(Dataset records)
*** Begin section ***

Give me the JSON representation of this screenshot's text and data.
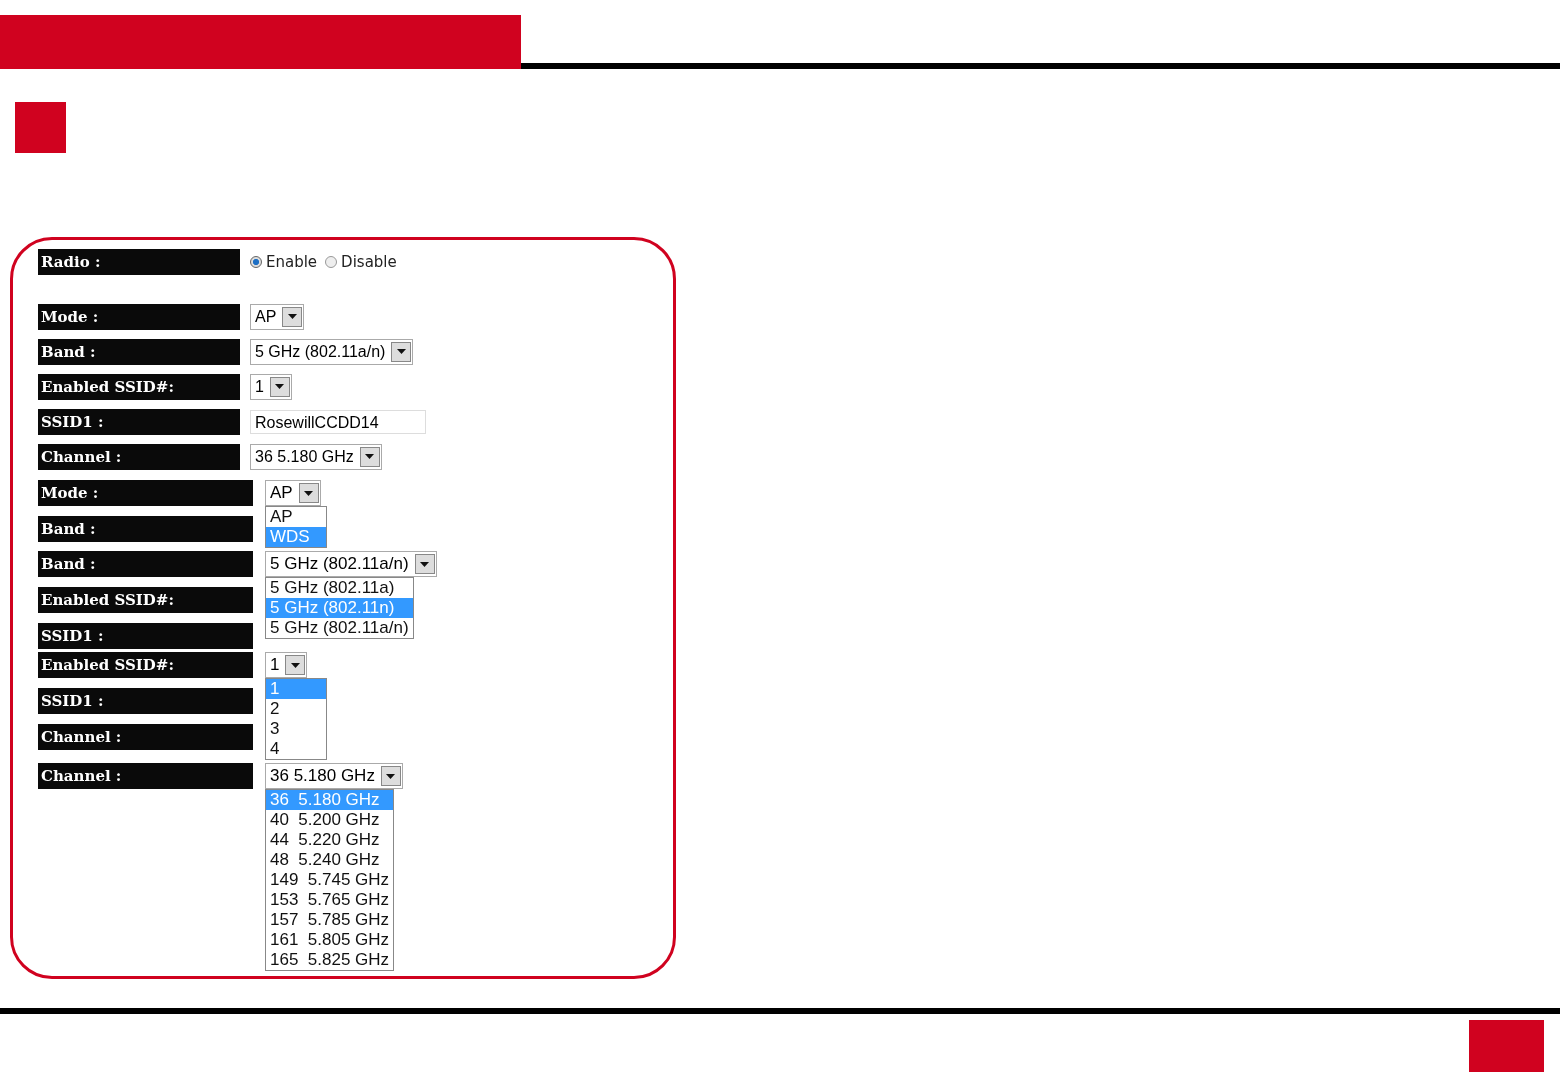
{
  "form": {
    "rows": [
      {
        "label": "Radio :",
        "kind": "radio",
        "options": [
          {
            "label": "Enable",
            "selected": true
          },
          {
            "label": "Disable",
            "selected": false
          }
        ]
      },
      {
        "label": "Mode :",
        "kind": "select",
        "value": "AP"
      },
      {
        "label": "Band :",
        "kind": "select",
        "value": "5 GHz (802.11a/n)"
      },
      {
        "label": "Enabled SSID#:",
        "kind": "select",
        "value": "1"
      },
      {
        "label": "SSID1 :",
        "kind": "text",
        "value": "RosewillCCDD14"
      },
      {
        "label": "Channel :",
        "kind": "select",
        "value": "36  5.180 GHz"
      }
    ]
  },
  "dropdowns": [
    {
      "labels": [
        "Mode :",
        "Band :"
      ],
      "value": "AP",
      "options": [
        {
          "label": "AP",
          "highlighted": false
        },
        {
          "label": "WDS",
          "highlighted": true
        }
      ]
    },
    {
      "labels": [
        "Band :",
        "Enabled SSID#:",
        "SSID1 :"
      ],
      "value": "5 GHz (802.11a/n)",
      "options": [
        {
          "label": "5 GHz (802.11a)",
          "highlighted": false
        },
        {
          "label": "5 GHz (802.11n)",
          "highlighted": true
        },
        {
          "label": "5 GHz (802.11a/n)",
          "highlighted": false
        }
      ]
    },
    {
      "labels": [
        "Enabled SSID#:",
        "SSID1 :",
        "Channel :"
      ],
      "value": "1",
      "options": [
        {
          "label": "1",
          "highlighted": true
        },
        {
          "label": "2",
          "highlighted": false
        },
        {
          "label": "3",
          "highlighted": false
        },
        {
          "label": "4",
          "highlighted": false
        }
      ]
    },
    {
      "labels": [
        "Channel :"
      ],
      "value": "36  5.180 GHz",
      "options": [
        {
          "label": "36  5.180 GHz",
          "highlighted": true
        },
        {
          "label": "40  5.200 GHz",
          "highlighted": false
        },
        {
          "label": "44  5.220 GHz",
          "highlighted": false
        },
        {
          "label": "48  5.240 GHz",
          "highlighted": false
        },
        {
          "label": "149  5.745 GHz",
          "highlighted": false
        },
        {
          "label": "153  5.765 GHz",
          "highlighted": false
        },
        {
          "label": "157  5.785 GHz",
          "highlighted": false
        },
        {
          "label": "161  5.805 GHz",
          "highlighted": false
        },
        {
          "label": "165  5.825 GHz",
          "highlighted": false
        }
      ]
    }
  ]
}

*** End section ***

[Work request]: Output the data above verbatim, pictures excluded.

[Written response]:
Give me the JSON representation of this screenshot's text and data.
{
  "form": {
    "rows": [
      {
        "label": "Radio :",
        "kind": "radio",
        "options": [
          {
            "label": "Enable",
            "selected": true
          },
          {
            "label": "Disable",
            "selected": false
          }
        ]
      },
      {
        "label": "Mode :",
        "kind": "select",
        "value": "AP"
      },
      {
        "label": "Band :",
        "kind": "select",
        "value": "5 GHz (802.11a/n)"
      },
      {
        "label": "Enabled SSID#:",
        "kind": "select",
        "value": "1"
      },
      {
        "label": "SSID1 :",
        "kind": "text",
        "value": "RosewillCCDD14"
      },
      {
        "label": "Channel :",
        "kind": "select",
        "value": "36  5.180 GHz"
      }
    ]
  },
  "dropdowns": [
    {
      "labels": [
        "Mode :",
        "Band :"
      ],
      "value": "AP",
      "options": [
        {
          "label": "AP",
          "highlighted": false
        },
        {
          "label": "WDS",
          "highlighted": true
        }
      ]
    },
    {
      "labels": [
        "Band :",
        "Enabled SSID#:",
        "SSID1 :"
      ],
      "value": "5 GHz (802.11a/n)",
      "options": [
        {
          "label": "5 GHz (802.11a)",
          "highlighted": false
        },
        {
          "label": "5 GHz (802.11n)",
          "highlighted": true
        },
        {
          "label": "5 GHz (802.11a/n)",
          "highlighted": false
        }
      ]
    },
    {
      "labels": [
        "Enabled SSID#:",
        "SSID1 :",
        "Channel :"
      ],
      "value": "1",
      "options": [
        {
          "label": "1",
          "highlighted": true
        },
        {
          "label": "2",
          "highlighted": false
        },
        {
          "label": "3",
          "highlighted": false
        },
        {
          "label": "4",
          "highlighted": false
        }
      ]
    },
    {
      "labels": [
        "Channel :"
      ],
      "value": "36  5.180 GHz",
      "options": [
        {
          "label": "36  5.180 GHz",
          "highlighted": true
        },
        {
          "label": "40  5.200 GHz",
          "highlighted": false
        },
        {
          "label": "44  5.220 GHz",
          "highlighted": false
        },
        {
          "label": "48  5.240 GHz",
          "highlighted": false
        },
        {
          "label": "149  5.745 GHz",
          "highlighted": false
        },
        {
          "label": "153  5.765 GHz",
          "highlighted": false
        },
        {
          "label": "157  5.785 GHz",
          "highlighted": false
        },
        {
          "label": "161  5.805 GHz",
          "highlighted": false
        },
        {
          "label": "165  5.825 GHz",
          "highlighted": false
        }
      ]
    }
  ]
}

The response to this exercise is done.